This is a quickie review of an old Neil Gaiman graphic novel that I just recently got around to reading. Mr. Punch tells the tale of a man remembering his childhood, spent at a bleak seaside town where his grandfather operated an indoor arcade. Through hazy remembrances, he confronts dark family secrets, nightmares, and a mysterious Punch and Judy man. Now, as many of you already know, I’m a big Gaiman fan, however (and I know this may sound like blasphemy) I’m not the world’s biggest fan of Dave McKean’s art. I appreciate his work, but it doesn’t move me or speak to me as other artists’ work does. So this direct collaboration between the two was a mixed bag for me. Overall, this was a well written, solid effort from Gaiman, but being one of his earlier books, it lacks some of the charm that his later works weave so well into the narrative. It did get me interested in the history and culture of Punch and Judy shows, though, and sent me off to do a bit of reading on the subject at Wikipedia.

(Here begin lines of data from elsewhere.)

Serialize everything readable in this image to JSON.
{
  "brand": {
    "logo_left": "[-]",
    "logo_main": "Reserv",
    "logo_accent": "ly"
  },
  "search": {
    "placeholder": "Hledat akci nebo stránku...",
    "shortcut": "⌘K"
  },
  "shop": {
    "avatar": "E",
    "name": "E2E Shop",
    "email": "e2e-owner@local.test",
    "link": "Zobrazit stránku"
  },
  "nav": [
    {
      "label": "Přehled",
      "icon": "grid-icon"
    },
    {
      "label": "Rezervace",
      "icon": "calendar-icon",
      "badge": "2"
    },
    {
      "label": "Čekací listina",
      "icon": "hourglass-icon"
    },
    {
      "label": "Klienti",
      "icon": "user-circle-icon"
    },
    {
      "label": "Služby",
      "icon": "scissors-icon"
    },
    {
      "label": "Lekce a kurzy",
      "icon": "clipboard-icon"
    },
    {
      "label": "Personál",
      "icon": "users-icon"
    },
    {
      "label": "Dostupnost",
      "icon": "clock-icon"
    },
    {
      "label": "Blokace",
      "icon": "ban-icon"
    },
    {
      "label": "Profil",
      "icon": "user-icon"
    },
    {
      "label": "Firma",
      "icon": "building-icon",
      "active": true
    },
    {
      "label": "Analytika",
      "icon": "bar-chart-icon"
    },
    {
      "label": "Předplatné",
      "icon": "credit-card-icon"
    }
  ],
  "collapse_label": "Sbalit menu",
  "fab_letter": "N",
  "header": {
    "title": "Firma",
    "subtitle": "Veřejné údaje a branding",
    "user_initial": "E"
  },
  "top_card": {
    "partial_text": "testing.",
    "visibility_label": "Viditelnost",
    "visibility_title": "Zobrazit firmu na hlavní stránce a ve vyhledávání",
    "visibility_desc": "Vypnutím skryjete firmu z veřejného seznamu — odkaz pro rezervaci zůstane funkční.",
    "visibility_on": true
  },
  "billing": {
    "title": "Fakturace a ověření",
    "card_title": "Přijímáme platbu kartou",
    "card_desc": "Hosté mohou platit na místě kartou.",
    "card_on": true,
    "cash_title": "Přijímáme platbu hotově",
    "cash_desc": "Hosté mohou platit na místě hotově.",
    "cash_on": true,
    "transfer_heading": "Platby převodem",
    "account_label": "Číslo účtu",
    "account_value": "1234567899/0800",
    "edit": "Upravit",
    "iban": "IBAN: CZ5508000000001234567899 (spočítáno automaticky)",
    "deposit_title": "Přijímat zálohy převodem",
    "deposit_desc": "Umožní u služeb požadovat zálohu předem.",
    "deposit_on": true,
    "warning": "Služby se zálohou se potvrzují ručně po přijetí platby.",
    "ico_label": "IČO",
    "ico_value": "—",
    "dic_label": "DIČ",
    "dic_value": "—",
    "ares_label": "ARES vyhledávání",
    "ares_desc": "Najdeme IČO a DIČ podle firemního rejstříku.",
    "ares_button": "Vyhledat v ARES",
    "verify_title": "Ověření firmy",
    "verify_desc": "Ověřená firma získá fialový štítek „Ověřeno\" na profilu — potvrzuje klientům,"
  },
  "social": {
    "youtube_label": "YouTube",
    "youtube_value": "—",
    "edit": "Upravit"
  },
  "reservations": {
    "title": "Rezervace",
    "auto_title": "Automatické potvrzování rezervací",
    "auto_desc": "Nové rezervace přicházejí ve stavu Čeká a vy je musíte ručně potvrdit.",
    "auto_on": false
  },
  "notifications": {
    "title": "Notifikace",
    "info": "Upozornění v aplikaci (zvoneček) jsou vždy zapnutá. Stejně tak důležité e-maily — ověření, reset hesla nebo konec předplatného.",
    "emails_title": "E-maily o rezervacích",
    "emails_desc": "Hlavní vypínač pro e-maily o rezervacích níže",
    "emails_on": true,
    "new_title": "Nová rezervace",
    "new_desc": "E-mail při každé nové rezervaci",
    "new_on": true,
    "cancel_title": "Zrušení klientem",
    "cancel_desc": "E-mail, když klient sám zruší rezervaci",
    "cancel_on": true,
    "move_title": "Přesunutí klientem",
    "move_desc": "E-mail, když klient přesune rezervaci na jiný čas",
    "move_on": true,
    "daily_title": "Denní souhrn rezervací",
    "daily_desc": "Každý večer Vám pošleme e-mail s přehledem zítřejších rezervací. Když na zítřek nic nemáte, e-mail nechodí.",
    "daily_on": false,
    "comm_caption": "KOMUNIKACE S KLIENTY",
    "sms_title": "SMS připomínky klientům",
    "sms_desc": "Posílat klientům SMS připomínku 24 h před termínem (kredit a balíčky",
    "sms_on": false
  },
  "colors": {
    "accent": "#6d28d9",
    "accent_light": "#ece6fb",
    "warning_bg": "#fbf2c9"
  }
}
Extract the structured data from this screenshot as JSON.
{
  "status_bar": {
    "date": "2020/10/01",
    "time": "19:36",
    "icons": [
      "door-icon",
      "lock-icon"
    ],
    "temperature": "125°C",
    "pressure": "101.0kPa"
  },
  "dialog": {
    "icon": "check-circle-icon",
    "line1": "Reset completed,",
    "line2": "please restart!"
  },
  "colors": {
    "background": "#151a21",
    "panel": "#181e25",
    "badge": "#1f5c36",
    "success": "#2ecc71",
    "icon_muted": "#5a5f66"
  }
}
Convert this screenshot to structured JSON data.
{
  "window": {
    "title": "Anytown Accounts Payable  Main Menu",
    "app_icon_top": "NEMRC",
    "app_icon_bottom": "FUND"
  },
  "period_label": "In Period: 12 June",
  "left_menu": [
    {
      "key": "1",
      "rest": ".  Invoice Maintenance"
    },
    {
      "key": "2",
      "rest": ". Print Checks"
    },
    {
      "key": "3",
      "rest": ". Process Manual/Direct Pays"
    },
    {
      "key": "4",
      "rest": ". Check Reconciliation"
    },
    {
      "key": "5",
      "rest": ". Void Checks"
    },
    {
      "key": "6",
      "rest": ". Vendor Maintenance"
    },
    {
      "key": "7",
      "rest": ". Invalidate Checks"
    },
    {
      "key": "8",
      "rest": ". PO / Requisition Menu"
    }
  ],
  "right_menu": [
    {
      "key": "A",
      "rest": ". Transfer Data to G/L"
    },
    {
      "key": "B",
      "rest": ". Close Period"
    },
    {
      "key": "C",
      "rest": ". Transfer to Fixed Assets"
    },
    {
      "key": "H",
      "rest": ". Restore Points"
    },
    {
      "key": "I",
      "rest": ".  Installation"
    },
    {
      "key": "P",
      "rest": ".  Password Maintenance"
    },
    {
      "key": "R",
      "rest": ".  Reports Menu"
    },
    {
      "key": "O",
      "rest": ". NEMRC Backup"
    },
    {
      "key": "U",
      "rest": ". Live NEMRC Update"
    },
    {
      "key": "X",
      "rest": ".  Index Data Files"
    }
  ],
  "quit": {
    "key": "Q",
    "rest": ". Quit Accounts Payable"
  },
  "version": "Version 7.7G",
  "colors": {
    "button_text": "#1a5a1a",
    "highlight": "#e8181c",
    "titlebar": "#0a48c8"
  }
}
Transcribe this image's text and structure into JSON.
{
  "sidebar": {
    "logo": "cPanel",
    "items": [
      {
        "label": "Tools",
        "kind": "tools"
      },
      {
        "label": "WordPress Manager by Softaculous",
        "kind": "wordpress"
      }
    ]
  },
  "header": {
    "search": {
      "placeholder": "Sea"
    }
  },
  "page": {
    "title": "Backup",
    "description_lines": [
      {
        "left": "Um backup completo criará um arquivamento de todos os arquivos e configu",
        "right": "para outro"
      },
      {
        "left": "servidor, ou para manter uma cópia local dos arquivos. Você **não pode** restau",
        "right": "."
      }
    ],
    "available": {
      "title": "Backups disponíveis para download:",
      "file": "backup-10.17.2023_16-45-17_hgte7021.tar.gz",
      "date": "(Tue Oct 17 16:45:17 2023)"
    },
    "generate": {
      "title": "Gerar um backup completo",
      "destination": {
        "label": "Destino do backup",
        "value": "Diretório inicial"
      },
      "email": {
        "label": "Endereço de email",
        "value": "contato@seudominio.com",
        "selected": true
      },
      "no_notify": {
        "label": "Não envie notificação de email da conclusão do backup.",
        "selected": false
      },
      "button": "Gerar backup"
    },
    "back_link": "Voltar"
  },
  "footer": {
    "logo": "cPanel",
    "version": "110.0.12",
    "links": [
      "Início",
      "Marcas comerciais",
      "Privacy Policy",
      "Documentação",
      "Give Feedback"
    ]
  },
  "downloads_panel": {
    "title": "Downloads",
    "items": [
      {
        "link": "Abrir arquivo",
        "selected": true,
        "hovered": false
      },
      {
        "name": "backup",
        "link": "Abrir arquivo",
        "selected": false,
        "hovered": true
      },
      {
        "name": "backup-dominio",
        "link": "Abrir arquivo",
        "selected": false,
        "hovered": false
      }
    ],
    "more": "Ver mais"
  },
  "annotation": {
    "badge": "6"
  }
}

Gaiman and McKean collaborate quite well together, as you would expect. Using puppets (instead of illustrations) to tell a story dealing with puppet shows makes sense, and McKean is eminently qualified for the job. The standout moments to me were the sequence where the author recalls a hazy memory of a conversation (which McKean depicts by placing the maquettes of the characters behind soft gauze), and the emotionally brutal confrontation between the protagonist’s grandfather and a “mermaid”. If you’re a fan of either creator, you know what to expect and won’t be disappointed, but I found this particular outing a bit too dry and bleak for my tastes. Again, your mileage will vary.